Every year, thousands of people end up in the emergency room or hospital with minor head injuries, often diagnosed as concussions. Concussions usually result from falls, violence, bicycle accidents or sports injuries.
In the first days following a severe concussion, it is common to experience headaches, nausea, dizziness, fatigue, an increased need for sleep or difficulty sleeping.
“Most people fully recover from their problems after a short time, but some individuals suffer long-term problems that affect their quality of life, work and school,” says PhD candidate researcher Simen Berg Saksvik at the Norwegian University of Science and Technology’s Department of Psychology.
Older adults with depression may be at much higher risk of remaining depressed if they are experiencing persistent or worsening sleep problems, according to a study from researchers at Johns Hopkins Bloomberg School of Public Health.
The researchers, who published their findings online April 30 in the journal Sleep, analyzed data from almost 600 people over 60 years old who visited primary care centers in the Northeast U.S. All patients met clinical criteria for major or minor depression at the outset of the study. Continue reading →
As the COVID-19 pandemic toll continues to grow, the advice is even more relevant.
“We don’t have a proven vaccine, and we don’t have proven treatments,” said Garrett-Price, a family practice physician with Baylor Scott & White Health System in Dallas. “So, our immune system is our first line of defense.”

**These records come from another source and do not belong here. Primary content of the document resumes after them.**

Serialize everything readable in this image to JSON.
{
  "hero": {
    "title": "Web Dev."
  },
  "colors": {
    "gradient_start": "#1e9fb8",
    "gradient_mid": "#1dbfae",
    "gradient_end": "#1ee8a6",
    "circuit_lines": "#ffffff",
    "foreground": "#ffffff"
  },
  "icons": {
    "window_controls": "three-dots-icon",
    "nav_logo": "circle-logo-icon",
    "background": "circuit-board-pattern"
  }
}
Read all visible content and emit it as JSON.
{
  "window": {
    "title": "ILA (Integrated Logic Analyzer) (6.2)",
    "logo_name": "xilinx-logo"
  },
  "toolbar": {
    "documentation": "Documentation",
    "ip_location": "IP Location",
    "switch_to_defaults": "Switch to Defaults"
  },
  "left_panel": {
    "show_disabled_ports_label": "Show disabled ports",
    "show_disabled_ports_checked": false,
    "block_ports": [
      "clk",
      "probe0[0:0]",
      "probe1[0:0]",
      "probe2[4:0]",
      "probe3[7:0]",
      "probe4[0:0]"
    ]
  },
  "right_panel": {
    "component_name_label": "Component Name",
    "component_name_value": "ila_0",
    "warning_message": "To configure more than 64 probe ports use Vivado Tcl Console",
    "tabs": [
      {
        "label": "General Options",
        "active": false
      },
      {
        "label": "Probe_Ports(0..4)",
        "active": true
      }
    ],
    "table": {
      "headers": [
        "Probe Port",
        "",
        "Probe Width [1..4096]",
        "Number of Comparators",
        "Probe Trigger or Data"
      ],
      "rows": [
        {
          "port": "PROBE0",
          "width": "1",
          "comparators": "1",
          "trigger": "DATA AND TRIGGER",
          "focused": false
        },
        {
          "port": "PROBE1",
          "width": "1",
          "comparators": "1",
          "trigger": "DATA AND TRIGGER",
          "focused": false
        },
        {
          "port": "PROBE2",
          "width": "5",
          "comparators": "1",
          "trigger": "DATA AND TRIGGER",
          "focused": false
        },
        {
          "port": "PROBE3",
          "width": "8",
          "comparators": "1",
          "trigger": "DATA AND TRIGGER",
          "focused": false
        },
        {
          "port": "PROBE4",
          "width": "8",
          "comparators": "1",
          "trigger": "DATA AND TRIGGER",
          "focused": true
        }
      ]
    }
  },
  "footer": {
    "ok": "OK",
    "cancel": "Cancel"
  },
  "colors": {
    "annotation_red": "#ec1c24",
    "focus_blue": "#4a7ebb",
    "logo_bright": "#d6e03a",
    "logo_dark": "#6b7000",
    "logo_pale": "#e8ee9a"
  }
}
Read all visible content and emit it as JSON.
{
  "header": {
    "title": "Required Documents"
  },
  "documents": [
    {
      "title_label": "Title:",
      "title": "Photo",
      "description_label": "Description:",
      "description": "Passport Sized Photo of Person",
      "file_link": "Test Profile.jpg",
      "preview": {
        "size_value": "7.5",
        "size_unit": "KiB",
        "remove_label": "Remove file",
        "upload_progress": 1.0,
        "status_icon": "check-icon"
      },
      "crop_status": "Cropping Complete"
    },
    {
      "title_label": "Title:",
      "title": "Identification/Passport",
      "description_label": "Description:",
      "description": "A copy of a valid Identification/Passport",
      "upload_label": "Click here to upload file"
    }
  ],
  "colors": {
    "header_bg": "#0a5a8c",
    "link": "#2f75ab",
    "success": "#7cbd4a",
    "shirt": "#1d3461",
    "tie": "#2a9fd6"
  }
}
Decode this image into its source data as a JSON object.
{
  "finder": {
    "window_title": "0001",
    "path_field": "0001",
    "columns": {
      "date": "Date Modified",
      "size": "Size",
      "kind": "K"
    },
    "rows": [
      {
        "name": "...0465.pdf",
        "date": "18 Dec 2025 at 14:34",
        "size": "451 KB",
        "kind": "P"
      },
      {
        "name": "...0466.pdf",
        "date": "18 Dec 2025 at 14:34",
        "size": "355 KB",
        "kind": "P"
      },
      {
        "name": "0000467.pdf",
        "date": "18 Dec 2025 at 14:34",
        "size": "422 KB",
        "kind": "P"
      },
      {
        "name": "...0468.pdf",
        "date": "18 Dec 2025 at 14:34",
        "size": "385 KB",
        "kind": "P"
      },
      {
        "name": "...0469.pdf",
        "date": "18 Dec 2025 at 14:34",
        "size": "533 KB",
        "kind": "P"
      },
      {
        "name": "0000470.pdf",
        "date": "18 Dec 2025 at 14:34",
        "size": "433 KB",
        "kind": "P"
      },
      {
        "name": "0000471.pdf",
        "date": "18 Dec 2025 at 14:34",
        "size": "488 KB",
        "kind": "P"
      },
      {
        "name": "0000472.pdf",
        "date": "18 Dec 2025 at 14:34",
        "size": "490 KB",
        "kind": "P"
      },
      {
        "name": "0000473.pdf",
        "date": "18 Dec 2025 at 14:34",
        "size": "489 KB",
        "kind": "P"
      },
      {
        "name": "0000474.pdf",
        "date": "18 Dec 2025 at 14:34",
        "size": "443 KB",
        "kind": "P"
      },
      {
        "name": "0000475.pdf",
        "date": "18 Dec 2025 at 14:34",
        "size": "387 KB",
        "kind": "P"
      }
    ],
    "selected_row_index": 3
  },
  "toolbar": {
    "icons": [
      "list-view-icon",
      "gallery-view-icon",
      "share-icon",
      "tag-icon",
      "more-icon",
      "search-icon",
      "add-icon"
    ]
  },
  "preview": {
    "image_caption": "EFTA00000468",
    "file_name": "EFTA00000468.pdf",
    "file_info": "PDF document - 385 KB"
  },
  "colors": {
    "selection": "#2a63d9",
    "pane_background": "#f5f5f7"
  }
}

Although a strong immune system is helpful, he and other health experts stress the guidelines in place to battle the coronavirus’s spread remain crucial: social distancing, frequent hand-washing, avoiding touching your face with unwashed hands, and staying at home as much as possible to avoid getting COVID-19 in the first place. Continue reading →
We’ve all been told steps to take to minimize exposure to Covid-19
What has not been stated often enough are the ACTIVE STEPS one must take to strengthen the immune system prior to potential exposure to this disease?
Consider including these five essential components:
Get adequate sleep:
Approx. 6-9 hours of QUALITY sleep is required to repair and restore the body to maximal function from normal exposure to environmental toxins and physical activities of daily living.
Discover constructive methods to deal with stress. Activities that positively impact the way you FEEL inhibit damaging hormones from weakening immune function. Everyone has stress; learning to effectively CHANNEL it is the key to successfully managing it.
Don’t deprive yourself from foods you enjoy. These foods, however, should only be eaten AFTER a healthy, well balanced meal is consumed. Food provides both nutrition and INFORMATION…
I have written repeatedly about getting a good night’s sleep. You can check my page – How important is a good night’s sleep? for more details. Regular readers also know about my concern about cognition and the vulnerability of an aging brain because of the Alzheimer’s Disease and dementia in my family.
A preliminary study by researchers at Uppsala University has found that when young, healthy men were deprived of just one night of sleep, they had higher levels of tau – a biomarker for Alzheimer’s disease – in their blood than when they had a full, uninterrupted night of rest. The study is published in the medical journal Neurology.
Tau is a protein found in neurons and the protein can form into tangles. These accumulate in the brains of people with Alzheimer’s disease. This accumulation can start decades before symptoms of the disease appear. Previous studies of older adults have suggested that sleep deprivation can increase the level of tau in the cerebral spinal fluid. Trauma to the head can also increase circulating concentrations of tau in blood.
Published in the Journal of Experimental Psychology: General, the research is not only one of the largest studies, but also the first to assess how sleep deprivation impacts placekeeping – or, the ability to complete a series of steps without losing one’s place, despite potential interruptions. This study builds on prior research from MSU’s sleep scientists to quantify the effect lack of sleep has on a person’s ability to follow a procedure and maintain attention. Continue reading →